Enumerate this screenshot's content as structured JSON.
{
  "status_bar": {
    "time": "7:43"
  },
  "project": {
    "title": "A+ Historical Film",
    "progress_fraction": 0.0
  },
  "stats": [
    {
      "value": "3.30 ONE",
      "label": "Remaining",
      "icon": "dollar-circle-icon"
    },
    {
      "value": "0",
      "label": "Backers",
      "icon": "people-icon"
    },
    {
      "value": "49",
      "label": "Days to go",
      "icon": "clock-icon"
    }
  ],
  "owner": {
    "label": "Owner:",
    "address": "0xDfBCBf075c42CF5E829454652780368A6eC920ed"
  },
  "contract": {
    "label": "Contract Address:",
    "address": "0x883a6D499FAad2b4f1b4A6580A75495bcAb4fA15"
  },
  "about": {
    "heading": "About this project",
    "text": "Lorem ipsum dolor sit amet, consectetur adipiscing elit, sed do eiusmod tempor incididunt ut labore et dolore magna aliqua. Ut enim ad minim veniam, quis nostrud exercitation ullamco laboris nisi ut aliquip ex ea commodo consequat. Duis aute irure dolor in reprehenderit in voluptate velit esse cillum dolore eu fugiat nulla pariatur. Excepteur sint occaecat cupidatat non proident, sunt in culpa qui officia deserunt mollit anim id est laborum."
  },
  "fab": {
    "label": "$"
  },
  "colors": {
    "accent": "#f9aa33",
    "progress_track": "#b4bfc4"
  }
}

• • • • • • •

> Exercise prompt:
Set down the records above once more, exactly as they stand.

> Output of the exercise:
Enumerate this screenshot's content as structured JSON.
{
  "status_bar": {
    "time": "7:43"
  },
  "project": {
    "title": "A+ Historical Film",
    "progress_fraction": 0.0
  },
  "stats": [
    {
      "value": "3.30 ONE",
      "label": "Remaining",
      "icon": "dollar-circle-icon"
    },
    {
      "value": "0",
      "label": "Backers",
      "icon": "people-icon"
    },
    {
      "value": "49",
      "label": "Days to go",
      "icon": "clock-icon"
    }
  ],
  "owner": {
    "label": "Owner:",
    "address": "0xDfBCBf075c42CF5E829454652780368A6eC920ed"
  },
  "contract": {
    "label": "Contract Address:",
    "address": "0x883a6D499FAad2b4f1b4A6580A75495bcAb4fA15"
  },
  "about": {
    "heading": "About this project",
    "text": "Lorem ipsum dolor sit amet, consectetur adipiscing elit, sed do eiusmod tempor incididunt ut labore et dolore magna aliqua. Ut enim ad minim veniam, quis nostrud exercitation ullamco laboris nisi ut aliquip ex ea commodo consequat. Duis aute irure dolor in reprehenderit in voluptate velit esse cillum dolore eu fugiat nulla pariatur. Excepteur sint occaecat cupidatat non proident, sunt in culpa qui officia deserunt mollit anim id est laborum."
  },
  "fab": {
    "label": "$"
  },
  "colors": {
    "accent": "#f9aa33",
    "progress_track": "#b4bfc4"
  }
}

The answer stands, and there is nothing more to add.